Teaching and learning in the digital age is presently under construction. Just as construction of major thoroughfares, bridges, and interstates can take years even decades to complete, so will designing the most efficient and effective process of travel and integration of information of technology as well as the roles of learners and instructors using the technology. As educators, our role is to adapt until this project is completed. At the same time we must continue to find ways our learners can reach course objectives. This may mean changing roles for many instructors—from curator as conceived by Siemens (2008), to concierge, network administrator, or master artist, as cited in Siemens in which he outlined the “models of educator and learner roles and interaction in a technologically enabled era” (p. 15).
Each of these has merit as the role of an instructor varies from classroom to classroom and subject to subject, with the more prominent role emerging as needed. However, John Seely Brown’s (2006) role of educator as master artist as cited in Siemens where the student creates his work in an open environment, shares work with and is influenced by his peers for inspiration, seems to be less advantageous for students. In this environment the instructor is not perceived solely as the expert or master, rather the ebb and flow of classroom activities that the instructor recognizes and draws attention to, serve as guided instruction. The creative nature of the learning environment is the strength of the role as master artist. In the same vein, the creative nature of the environment lends itself to an unstructured atmosphere which I believe is required in all classrooms. While students must be left to their own create devices to acquire knowledge and make meaning, they must perceive the educator as the far-most expert for direction.
On the other hand Siemens’ (2008) role of educator as curator, Bonk’s (2007) role of educator as concierge, and Fisher’s metaphor for educator as network administrator as cited in Siemens (2008) best describe the role of an instructor in today’s classroom and workforce. To begin, students must know what choices are at their disposal when seeking information so that they can explore them on their own and then make informed decisions. When an educator assumes the role of concierge, this notion of showing students what they may not know is available provides them with more doors to open for learning. Quick access to resources, as cited in Siemens (2008) is invaluable. Similarly creating an environment where we assist students in garnering the skills to construct learning networks as well as discern their effectiveness, provides students with lifelong benefits, skills they can tap into even as technology changes. Furthermore, taking on Fisher’s model of educator as network administrator is equally essential in the digital age. Because Siemens’ (2008) notion that educators must play the role of curator—a dual role of expert and guide—which “fosters and encourages learner exploration” (p. 17), it is the most beneficial to learners. Akin to a curator, in this dual role the instructor is in charge of collecting information and resources of information in one place for students to explore, interpret, create, accept reject. The curator as described by Siemens (2008) remains an expert in the field, yet does not wield power. As such, this type of role as instructor gives students boundaries and structure while allowing them to strike out on their own to make meaning. In the digital age, classrooms and workplace are best served by striking a balance with this type of role.

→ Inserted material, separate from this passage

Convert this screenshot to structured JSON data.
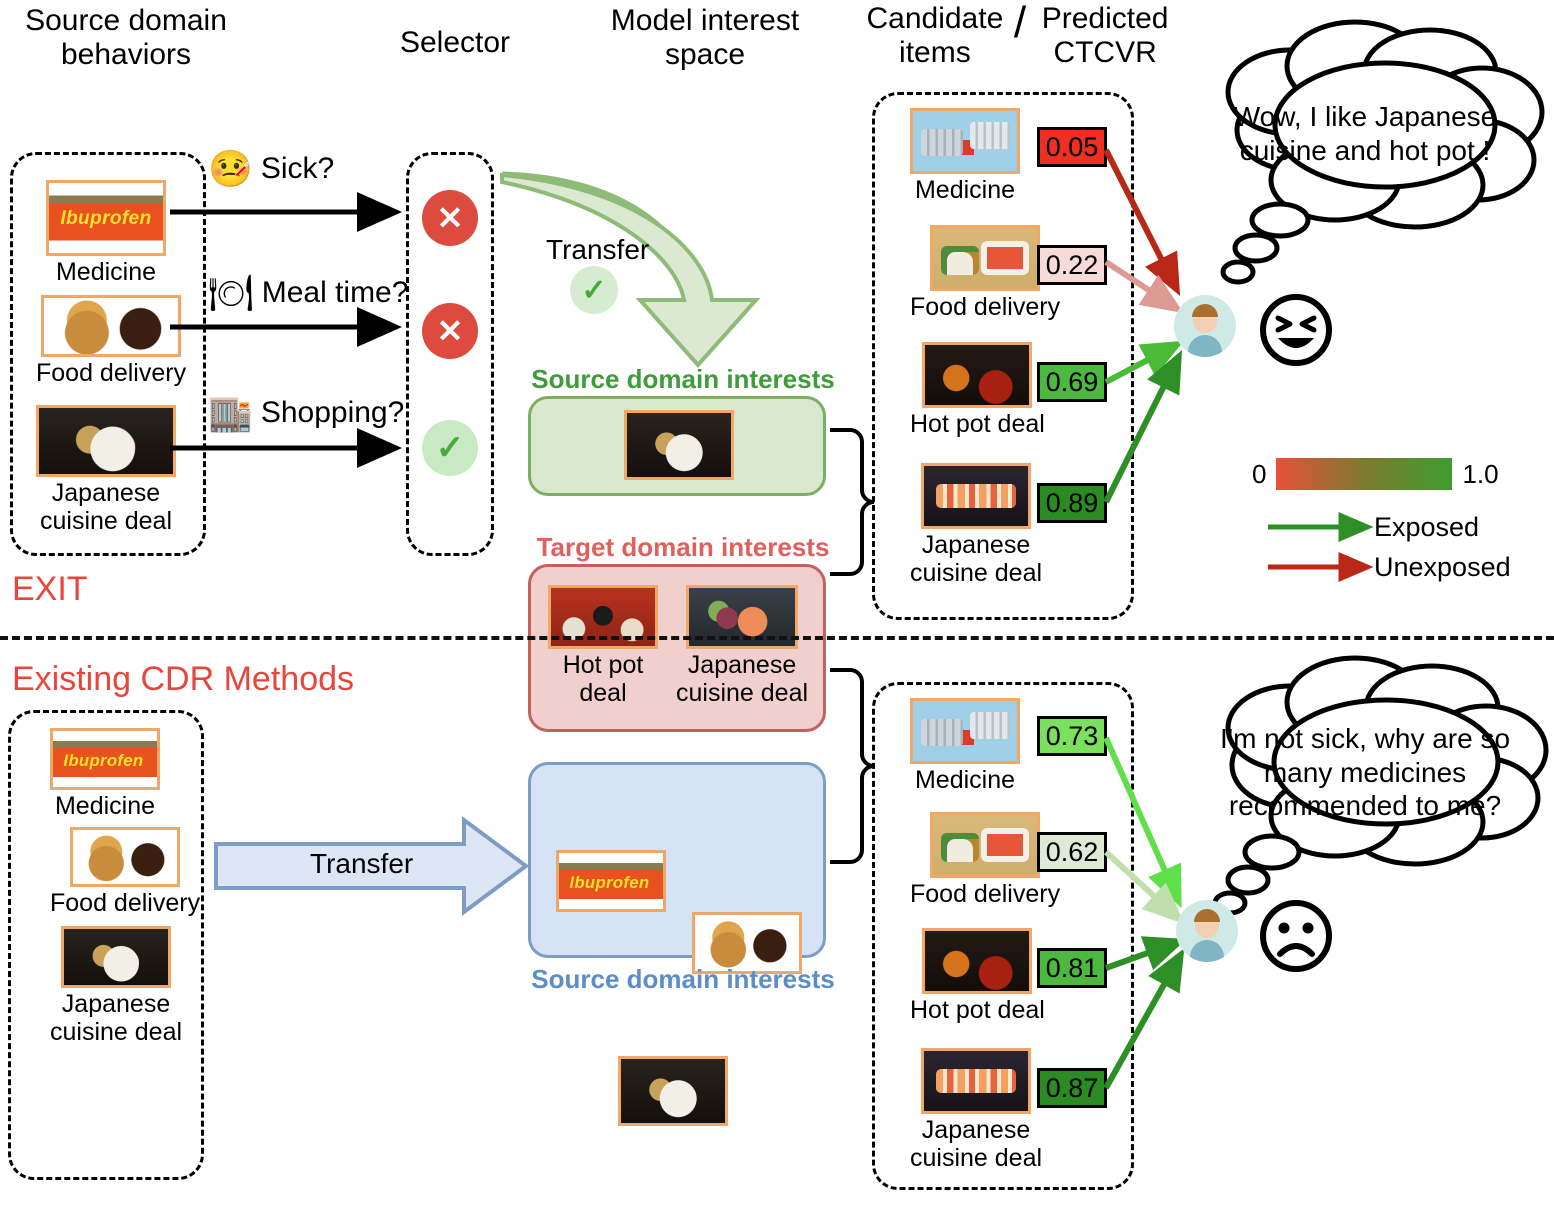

Siemens, G. (2008, January 27). Learning and knowing in networks: Changing roles for educators and designers. Paper presented to ITFORUM. Retrieved from http://itforum.coe.uga.edu/Paper105/Siemens.pdf
Check out these links, both of which address how teachers manage their changing roles.